→ ACTIVITY
Below are the records. Count the lines containing the string "title", and reply with the number alone.

→ INFORMATION
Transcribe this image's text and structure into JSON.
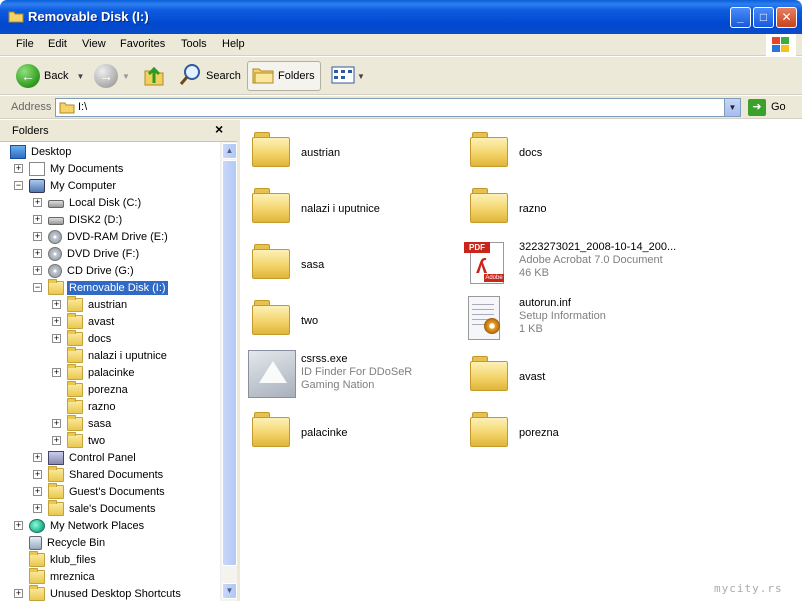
{
  "window": {
    "title": "Removable Disk (I:)",
    "min_label": "_",
    "max_label": "□",
    "close_label": "✕"
  },
  "menu": [
    "File",
    "Edit",
    "View",
    "Favorites",
    "Tools",
    "Help"
  ],
  "toolbar": {
    "back_label": "Back",
    "search_label": "Search",
    "folders_label": "Folders"
  },
  "address": {
    "label": "Address",
    "value": "I:\\",
    "go_label": "Go"
  },
  "folders_pane": {
    "title": "Folders",
    "close": "×",
    "tree": [
      {
        "label": "Desktop",
        "icon": "desktop-icon",
        "expander": "",
        "level": 0
      },
      {
        "label": "My Documents",
        "icon": "documents-icon",
        "expander": "+",
        "level": 1
      },
      {
        "label": "My Computer",
        "icon": "computer-icon",
        "expander": "−",
        "level": 1
      },
      {
        "label": "Local Disk (C:)",
        "icon": "drive-icon",
        "expander": "+",
        "level": 2
      },
      {
        "label": "DISK2 (D:)",
        "icon": "drive-icon",
        "expander": "+",
        "level": 2
      },
      {
        "label": "DVD-RAM Drive (E:)",
        "icon": "cd-drive-icon",
        "expander": "+",
        "level": 2
      },
      {
        "label": "DVD Drive (F:)",
        "icon": "cd-drive-icon",
        "expander": "+",
        "level": 2
      },
      {
        "label": "CD Drive (G:)",
        "icon": "cd-drive-icon",
        "expander": "+",
        "level": 2
      },
      {
        "label": "Removable Disk (I:)",
        "icon": "folder-open-icon",
        "expander": "−",
        "level": 2,
        "selected": true
      },
      {
        "label": "austrian",
        "icon": "folder-icon",
        "expander": "+",
        "level": 3
      },
      {
        "label": "avast",
        "icon": "folder-icon",
        "expander": "+",
        "level": 3
      },
      {
        "label": "docs",
        "icon": "folder-icon",
        "expander": "+",
        "level": 3
      },
      {
        "label": "nalazi i uputnice",
        "icon": "folder-icon",
        "expander": "",
        "level": 3
      },
      {
        "label": "palacinke",
        "icon": "folder-icon",
        "expander": "+",
        "level": 3
      },
      {
        "label": "porezna",
        "icon": "folder-icon",
        "expander": "",
        "level": 3
      },
      {
        "label": "razno",
        "icon": "folder-icon",
        "expander": "",
        "level": 3
      },
      {
        "label": "sasa",
        "icon": "folder-icon",
        "expander": "+",
        "level": 3
      },
      {
        "label": "two",
        "icon": "folder-icon",
        "expander": "+",
        "level": 3
      },
      {
        "label": "Control Panel",
        "icon": "control-panel-icon",
        "expander": "+",
        "level": 2
      },
      {
        "label": "Shared Documents",
        "icon": "folder-icon",
        "expander": "+",
        "level": 2
      },
      {
        "label": "Guest's Documents",
        "icon": "folder-icon",
        "expander": "+",
        "level": 2
      },
      {
        "label": "sale's Documents",
        "icon": "folder-icon",
        "expander": "+",
        "level": 2
      },
      {
        "label": "My Network Places",
        "icon": "network-icon",
        "expander": "+",
        "level": 1
      },
      {
        "label": "Recycle Bin",
        "icon": "recycle-bin-icon",
        "expander": "",
        "level": 1
      },
      {
        "label": "klub_files",
        "icon": "folder-icon",
        "expander": "",
        "level": 1
      },
      {
        "label": "mreznica",
        "icon": "folder-icon",
        "expander": "",
        "level": 1
      },
      {
        "label": "Unused Desktop Shortcuts",
        "icon": "folder-icon",
        "expander": "+",
        "level": 1
      }
    ]
  },
  "items": [
    {
      "name": "austrian",
      "type": "folder"
    },
    {
      "name": "docs",
      "type": "folder"
    },
    {
      "name": "nalazi i uputnice",
      "type": "folder"
    },
    {
      "name": "razno",
      "type": "folder"
    },
    {
      "name": "sasa",
      "type": "folder"
    },
    {
      "name": "3223273021_2008-10-14_200...",
      "type": "pdf",
      "desc": "Adobe Acrobat 7.0 Document",
      "size": "46 KB"
    },
    {
      "name": "two",
      "type": "folder"
    },
    {
      "name": "autorun.inf",
      "type": "inf",
      "desc": "Setup Information",
      "size": "1 KB"
    },
    {
      "name": "csrss.exe",
      "type": "exe",
      "desc": "ID Finder For DDoSeR",
      "desc2": "Gaming Nation"
    },
    {
      "name": "avast",
      "type": "folder"
    },
    {
      "name": "palacinke",
      "type": "folder"
    },
    {
      "name": "porezna",
      "type": "folder"
    }
  ],
  "pdf_badge": "PDF",
  "pdf_brand": "Adobe",
  "watermark": "mycity.rs"
}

→ OUTPUT FOR THIS TASK
2